May 13, 2022 - Thawing around Akimiski Island

Thawing around Akimiski Island

On May 11, 2022, the Moderate Resolution Imaging Spectroradiometer (MODIS) on board NASA’s Terra satellite acquired a true-color image of ice breakup near Akimiski Island, St. James Bay in Nunavut, Canada. The crescent-shaped island is the largest in James Bay, with an area of about 1,159 square miles (3,000 square km). Although currently uninhabited, it has an important history as part of the Attawapiskat First Nation’s traditional territory and is also recognized as an IBA (Important Bird and Biodiversity Area) by BirdLife International. Hundreds of thousands of birds flock to the island during migration, and at least 10,000 of the Southern James Bay Canada Goose population breeds on the island as well as other species. In addition, the southern region of Akimiski Island is a maternity denning area and the coasts are a summer retreat for polar bears.

The importance of the island to the to the First Nation’s peoples cannot be underestimated. The division of the island from the province of Ontario, where the tribes reside, as well part of the island being owned by the federal government and identified as the Akimiski Island Migratory Bird Sanctuary has made it difficult for the leaders to assert territorial rights to hunting and trapping on the land. However, the western third of the island is unregulated and is used by the First Nation’s peoples as has been tradition. One tradition is that each May, as the air temperature warms but while the ice remains strong, hunters from the tribe cross the ice from the Ontario mainland to reach Akimiski, looking to find food. Because the ice can thaw quickly and unexpectedly, this important foray is fraught with danger. One misstep on the weakening ice can bring disaster.

To better understand how quickly ice can melt around Akimiski, the NASA Worldview app offers a comparison of two Terra MODIS images acquired on two different dates. To view this comparison, which shows an image acquired on April 29 and the image above, acquired less than two weeks later on May 11, simply click here.

NASA's Earth Observing System Data and Information System (EOSDIS) Worldview application provides the capability to interactively browse over 700 global, full-resolution satellite imagery layers and then download the underlying data. Many of the available imagery layers are updated within three hours of observation, essentially showing the entire Earth as it looks "right now".
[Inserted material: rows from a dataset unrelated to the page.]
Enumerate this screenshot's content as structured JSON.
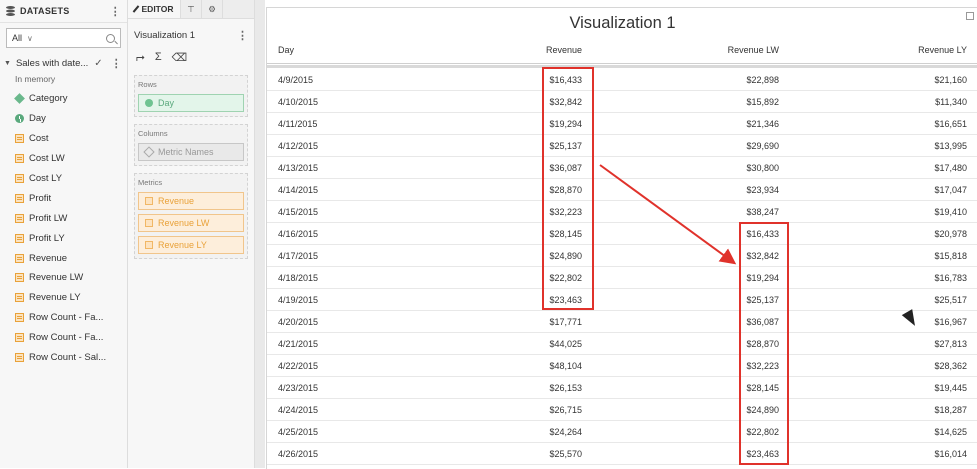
{
  "datasets_panel": {
    "header": "DATASETS",
    "filter": {
      "value": "All"
    },
    "dataset": {
      "name": "Sales with date...",
      "status": "In memory"
    },
    "fields": [
      {
        "label": "Category",
        "icon": "attribute-icon"
      },
      {
        "label": "Day",
        "icon": "time-attribute-icon"
      },
      {
        "label": "Cost",
        "icon": "metric-icon"
      },
      {
        "label": "Cost LW",
        "icon": "metric-icon"
      },
      {
        "label": "Cost LY",
        "icon": "metric-icon"
      },
      {
        "label": "Profit",
        "icon": "metric-icon"
      },
      {
        "label": "Profit LW",
        "icon": "metric-icon"
      },
      {
        "label": "Profit LY",
        "icon": "metric-icon"
      },
      {
        "label": "Revenue",
        "icon": "metric-icon"
      },
      {
        "label": "Revenue LW",
        "icon": "metric-icon"
      },
      {
        "label": "Revenue LY",
        "icon": "metric-icon"
      },
      {
        "label": "Row Count - Fa...",
        "icon": "metric-icon"
      },
      {
        "label": "Row Count - Fa...",
        "icon": "metric-icon"
      },
      {
        "label": "Row Count - Sal...",
        "icon": "metric-icon"
      }
    ]
  },
  "editor_panel": {
    "tabs": {
      "editor": "EDITOR"
    },
    "viz_name": "Visualization 1",
    "rows_label": "Rows",
    "rows": [
      "Day"
    ],
    "columns_label": "Columns",
    "columns": [
      "Metric Names"
    ],
    "metrics_label": "Metrics",
    "metrics": [
      "Revenue",
      "Revenue LW",
      "Revenue LY"
    ]
  },
  "visualization": {
    "title": "Visualization 1",
    "columns": [
      "Day",
      "Revenue",
      "Revenue LW",
      "Revenue LY"
    ],
    "rows": [
      [
        "4/9/2015",
        "$16,433",
        "$22,898",
        "$21,160"
      ],
      [
        "4/10/2015",
        "$32,842",
        "$15,892",
        "$11,340"
      ],
      [
        "4/11/2015",
        "$19,294",
        "$21,346",
        "$16,651"
      ],
      [
        "4/12/2015",
        "$25,137",
        "$29,690",
        "$13,995"
      ],
      [
        "4/13/2015",
        "$36,087",
        "$30,800",
        "$17,480"
      ],
      [
        "4/14/2015",
        "$28,870",
        "$23,934",
        "$17,047"
      ],
      [
        "4/15/2015",
        "$32,223",
        "$38,247",
        "$19,410"
      ],
      [
        "4/16/2015",
        "$28,145",
        "$16,433",
        "$20,978"
      ],
      [
        "4/17/2015",
        "$24,890",
        "$32,842",
        "$15,818"
      ],
      [
        "4/18/2015",
        "$22,802",
        "$19,294",
        "$16,783"
      ],
      [
        "4/19/2015",
        "$23,463",
        "$25,137",
        "$25,517"
      ],
      [
        "4/20/2015",
        "$17,771",
        "$36,087",
        "$16,967"
      ],
      [
        "4/21/2015",
        "$44,025",
        "$28,870",
        "$27,813"
      ],
      [
        "4/22/2015",
        "$48,104",
        "$32,223",
        "$28,362"
      ],
      [
        "4/23/2015",
        "$26,153",
        "$28,145",
        "$19,445"
      ],
      [
        "4/24/2015",
        "$26,715",
        "$24,890",
        "$18,287"
      ],
      [
        "4/25/2015",
        "$24,264",
        "$22,802",
        "$14,625"
      ],
      [
        "4/26/2015",
        "$25,570",
        "$23,463",
        "$16,014"
      ]
    ],
    "annotation_color": "#e0322b"
  }
}
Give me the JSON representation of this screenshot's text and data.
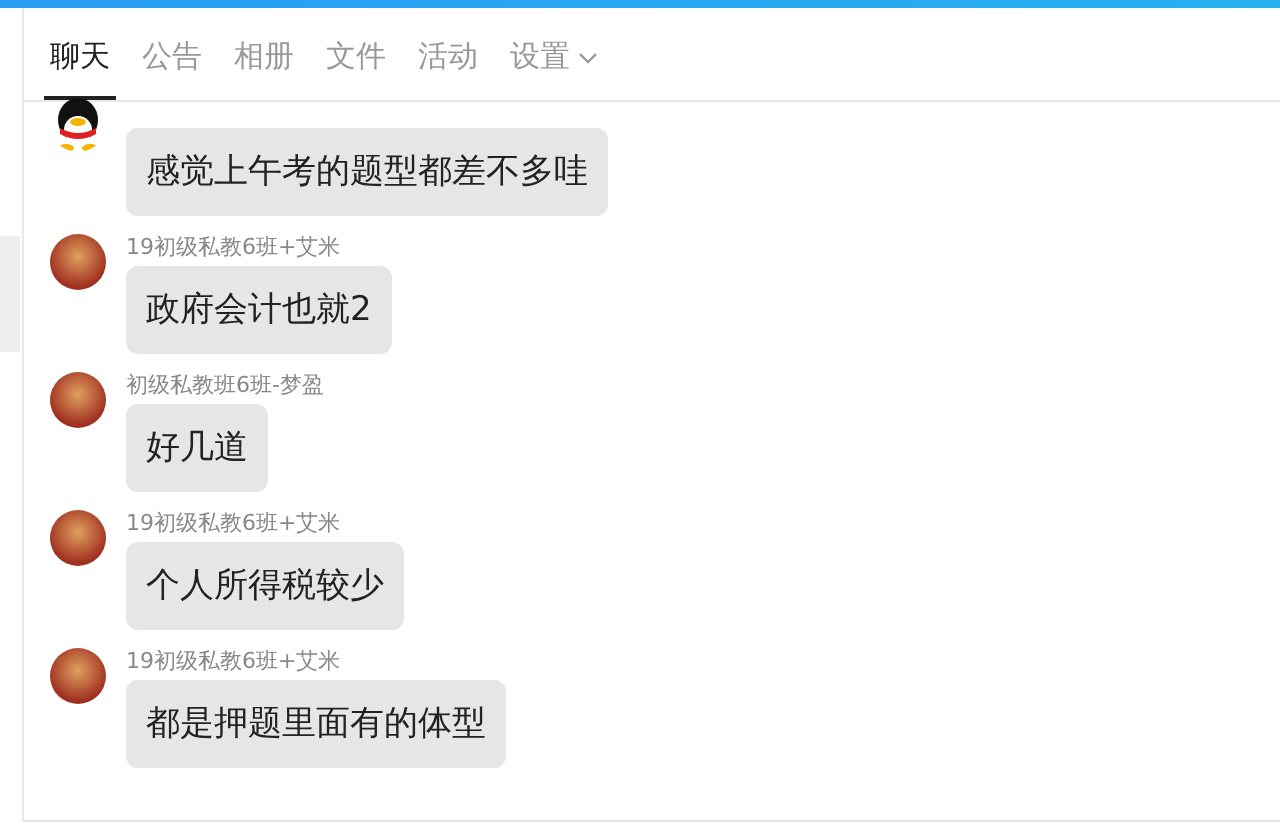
{
  "tabs": [
    {
      "label": "聊天",
      "selected": true,
      "dropdown": false
    },
    {
      "label": "公告",
      "selected": false,
      "dropdown": false
    },
    {
      "label": "相册",
      "selected": false,
      "dropdown": false
    },
    {
      "label": "文件",
      "selected": false,
      "dropdown": false
    },
    {
      "label": "活动",
      "selected": false,
      "dropdown": false
    },
    {
      "label": "设置",
      "selected": false,
      "dropdown": true
    }
  ],
  "messages": [
    {
      "kind": "penguin",
      "text": "感觉上午考的题型都差不多哇"
    },
    {
      "kind": "photo",
      "sender": "19初级私教6班+艾米",
      "text": "政府会计也就2"
    },
    {
      "kind": "photo",
      "sender": "初级私教班6班-梦盈",
      "text": "好几道"
    },
    {
      "kind": "photo",
      "sender": "19初级私教6班+艾米",
      "text": "个人所得税较少"
    },
    {
      "kind": "photo",
      "sender": "19初级私教6班+艾米",
      "text": "都是押题里面有的体型"
    }
  ]
}
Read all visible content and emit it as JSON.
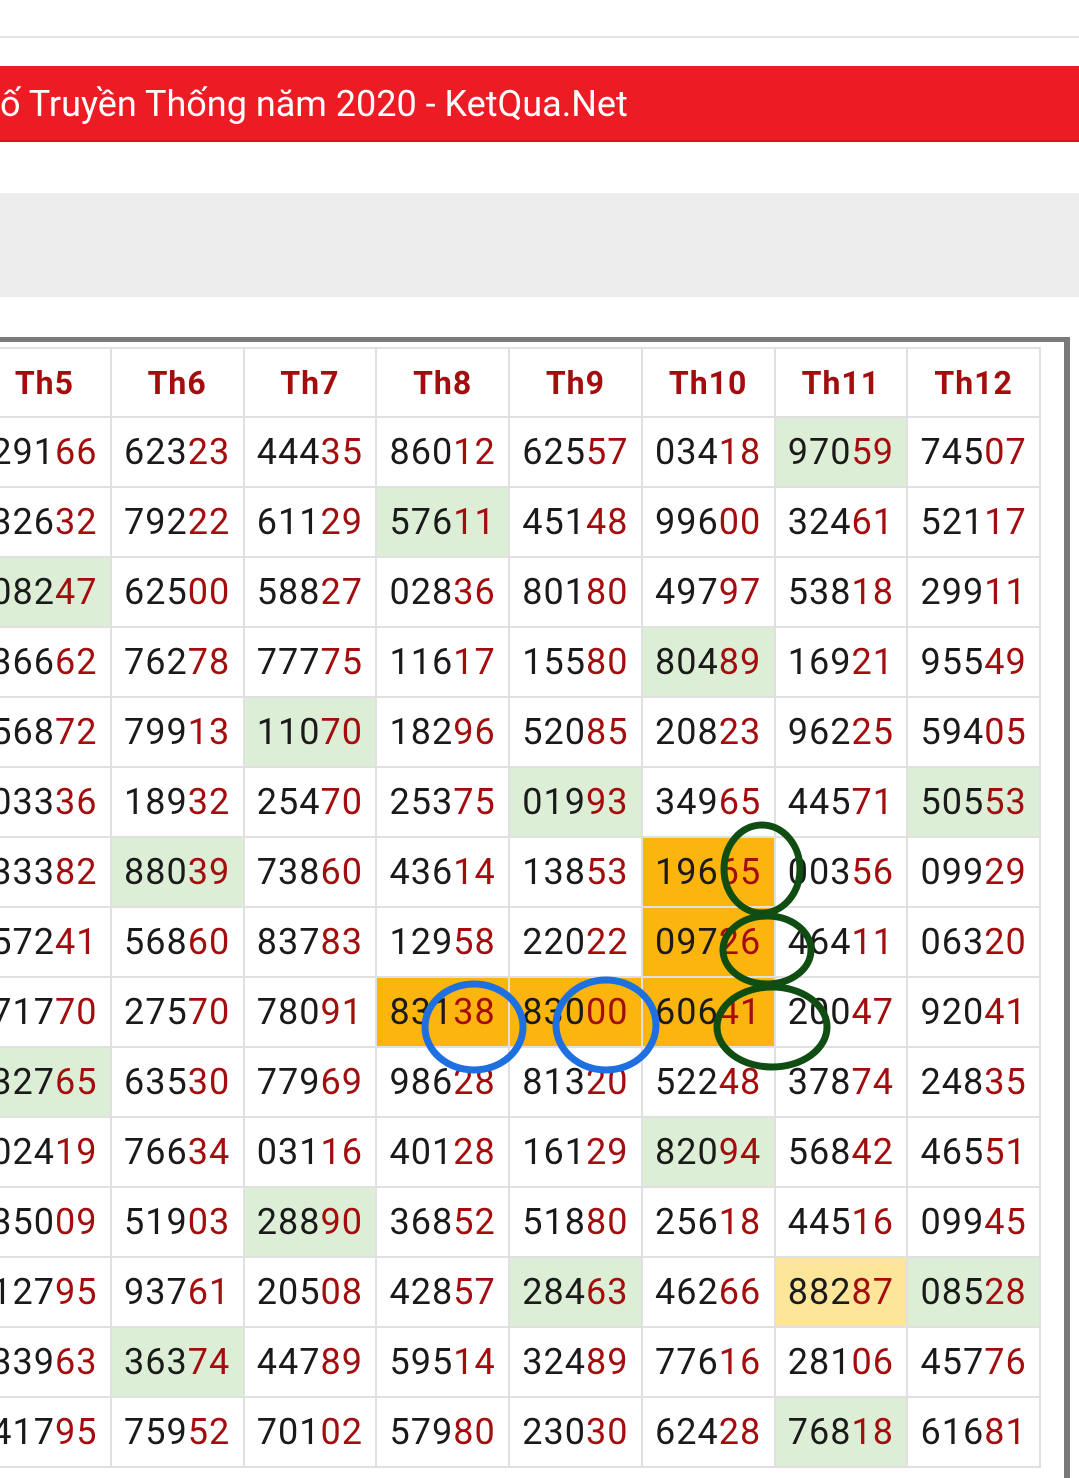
{
  "page": {
    "title": "ố Truyền Thống năm 2020 - KetQua.Net"
  },
  "table": {
    "headers": [
      "Th5",
      "Th6",
      "Th7",
      "Th8",
      "Th9",
      "Th10",
      "Th11",
      "Th12"
    ],
    "rows": [
      [
        {
          "h": "291",
          "t": "66"
        },
        {
          "h": "623",
          "t": "23"
        },
        {
          "h": "444",
          "t": "35"
        },
        {
          "h": "860",
          "t": "12"
        },
        {
          "h": "625",
          "t": "57"
        },
        {
          "h": "034",
          "t": "18"
        },
        {
          "h": "970",
          "t": "59",
          "hl": "green"
        },
        {
          "h": "745",
          "t": "07"
        }
      ],
      [
        {
          "h": "326",
          "t": "32"
        },
        {
          "h": "792",
          "t": "22"
        },
        {
          "h": "611",
          "t": "29"
        },
        {
          "h": "576",
          "t": "11",
          "hl": "green"
        },
        {
          "h": "451",
          "t": "48"
        },
        {
          "h": "996",
          "t": "00"
        },
        {
          "h": "324",
          "t": "61"
        },
        {
          "h": "521",
          "t": "17"
        }
      ],
      [
        {
          "h": "082",
          "t": "47",
          "hl": "green"
        },
        {
          "h": "625",
          "t": "00"
        },
        {
          "h": "588",
          "t": "27"
        },
        {
          "h": "028",
          "t": "36"
        },
        {
          "h": "801",
          "t": "80"
        },
        {
          "h": "497",
          "t": "97"
        },
        {
          "h": "538",
          "t": "18"
        },
        {
          "h": "299",
          "t": "11"
        }
      ],
      [
        {
          "h": "366",
          "t": "62"
        },
        {
          "h": "762",
          "t": "78"
        },
        {
          "h": "777",
          "t": "75"
        },
        {
          "h": "116",
          "t": "17"
        },
        {
          "h": "155",
          "t": "80"
        },
        {
          "h": "804",
          "t": "89",
          "hl": "green"
        },
        {
          "h": "169",
          "t": "21"
        },
        {
          "h": "955",
          "t": "49"
        }
      ],
      [
        {
          "h": "568",
          "t": "72"
        },
        {
          "h": "799",
          "t": "13"
        },
        {
          "h": "110",
          "t": "70",
          "hl": "green"
        },
        {
          "h": "182",
          "t": "96"
        },
        {
          "h": "520",
          "t": "85"
        },
        {
          "h": "208",
          "t": "23"
        },
        {
          "h": "962",
          "t": "25"
        },
        {
          "h": "594",
          "t": "05"
        }
      ],
      [
        {
          "h": "033",
          "t": "36"
        },
        {
          "h": "189",
          "t": "32"
        },
        {
          "h": "254",
          "t": "70"
        },
        {
          "h": "253",
          "t": "75"
        },
        {
          "h": "019",
          "t": "93",
          "hl": "green"
        },
        {
          "h": "349",
          "t": "65"
        },
        {
          "h": "445",
          "t": "71"
        },
        {
          "h": "505",
          "t": "53",
          "hl": "green"
        }
      ],
      [
        {
          "h": "333",
          "t": "82"
        },
        {
          "h": "880",
          "t": "39",
          "hl": "green"
        },
        {
          "h": "738",
          "t": "60"
        },
        {
          "h": "436",
          "t": "14"
        },
        {
          "h": "138",
          "t": "53"
        },
        {
          "h": "196",
          "t": "65",
          "hl": "orange"
        },
        {
          "h": "003",
          "t": "56"
        },
        {
          "h": "099",
          "t": "29"
        }
      ],
      [
        {
          "h": "572",
          "t": "41"
        },
        {
          "h": "568",
          "t": "60"
        },
        {
          "h": "837",
          "t": "83"
        },
        {
          "h": "129",
          "t": "58"
        },
        {
          "h": "220",
          "t": "22"
        },
        {
          "h": "097",
          "t": "26",
          "hl": "orange"
        },
        {
          "h": "464",
          "t": "11"
        },
        {
          "h": "063",
          "t": "20"
        }
      ],
      [
        {
          "h": "717",
          "t": "70"
        },
        {
          "h": "275",
          "t": "70"
        },
        {
          "h": "780",
          "t": "91"
        },
        {
          "h": "831",
          "t": "38",
          "hl": "orange"
        },
        {
          "h": "830",
          "t": "00",
          "hl": "orange"
        },
        {
          "h": "606",
          "t": "41",
          "hl": "orange"
        },
        {
          "h": "200",
          "t": "47"
        },
        {
          "h": "920",
          "t": "41"
        }
      ],
      [
        {
          "h": "327",
          "t": "65",
          "hl": "green"
        },
        {
          "h": "635",
          "t": "30"
        },
        {
          "h": "779",
          "t": "69"
        },
        {
          "h": "986",
          "t": "28"
        },
        {
          "h": "813",
          "t": "20"
        },
        {
          "h": "522",
          "t": "48"
        },
        {
          "h": "378",
          "t": "74"
        },
        {
          "h": "248",
          "t": "35"
        }
      ],
      [
        {
          "h": "024",
          "t": "19"
        },
        {
          "h": "766",
          "t": "34"
        },
        {
          "h": "031",
          "t": "16"
        },
        {
          "h": "401",
          "t": "28"
        },
        {
          "h": "161",
          "t": "29"
        },
        {
          "h": "820",
          "t": "94",
          "hl": "green"
        },
        {
          "h": "568",
          "t": "42"
        },
        {
          "h": "465",
          "t": "51"
        }
      ],
      [
        {
          "h": "350",
          "t": "09"
        },
        {
          "h": "519",
          "t": "03"
        },
        {
          "h": "288",
          "t": "90",
          "hl": "green"
        },
        {
          "h": "368",
          "t": "52"
        },
        {
          "h": "518",
          "t": "80"
        },
        {
          "h": "256",
          "t": "18"
        },
        {
          "h": "445",
          "t": "16"
        },
        {
          "h": "099",
          "t": "45"
        }
      ],
      [
        {
          "h": "127",
          "t": "95"
        },
        {
          "h": "937",
          "t": "61"
        },
        {
          "h": "205",
          "t": "08"
        },
        {
          "h": "428",
          "t": "57"
        },
        {
          "h": "284",
          "t": "63",
          "hl": "green"
        },
        {
          "h": "462",
          "t": "66"
        },
        {
          "h": "882",
          "t": "87",
          "hl": "yellow"
        },
        {
          "h": "085",
          "t": "28",
          "hl": "green"
        }
      ],
      [
        {
          "h": "339",
          "t": "63"
        },
        {
          "h": "363",
          "t": "74",
          "hl": "green"
        },
        {
          "h": "447",
          "t": "89"
        },
        {
          "h": "595",
          "t": "14"
        },
        {
          "h": "324",
          "t": "89"
        },
        {
          "h": "776",
          "t": "16"
        },
        {
          "h": "281",
          "t": "06"
        },
        {
          "h": "457",
          "t": "76"
        }
      ],
      [
        {
          "h": "417",
          "t": "95"
        },
        {
          "h": "759",
          "t": "52"
        },
        {
          "h": "701",
          "t": "02"
        },
        {
          "h": "579",
          "t": "80"
        },
        {
          "h": "230",
          "t": "30"
        },
        {
          "h": "624",
          "t": "28"
        },
        {
          "h": "768",
          "t": "18",
          "hl": "green"
        },
        {
          "h": "616",
          "t": "81"
        }
      ]
    ]
  },
  "annotations": [
    {
      "kind": "ellipse",
      "color": "#1e6fe0",
      "label": "blue-circle"
    },
    {
      "kind": "ellipse",
      "color": "#1e6fe0",
      "label": "blue-circle"
    },
    {
      "kind": "ellipse",
      "color": "#0f4d12",
      "label": "green-circle"
    },
    {
      "kind": "ellipse",
      "color": "#0f4d12",
      "label": "green-circle"
    },
    {
      "kind": "ellipse",
      "color": "#0f4d12",
      "label": "green-circle"
    }
  ]
}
Image Facts
Satellite: Terra
Date Acquired: 5/11/2022
Resolutions: 1km (165.2 KB), 500m (453.2 KB), 250m (314.5 KB)
Bands Used: 1,4,3
Image Credit: MODIS Land Rapid Response Team, NASA GSFC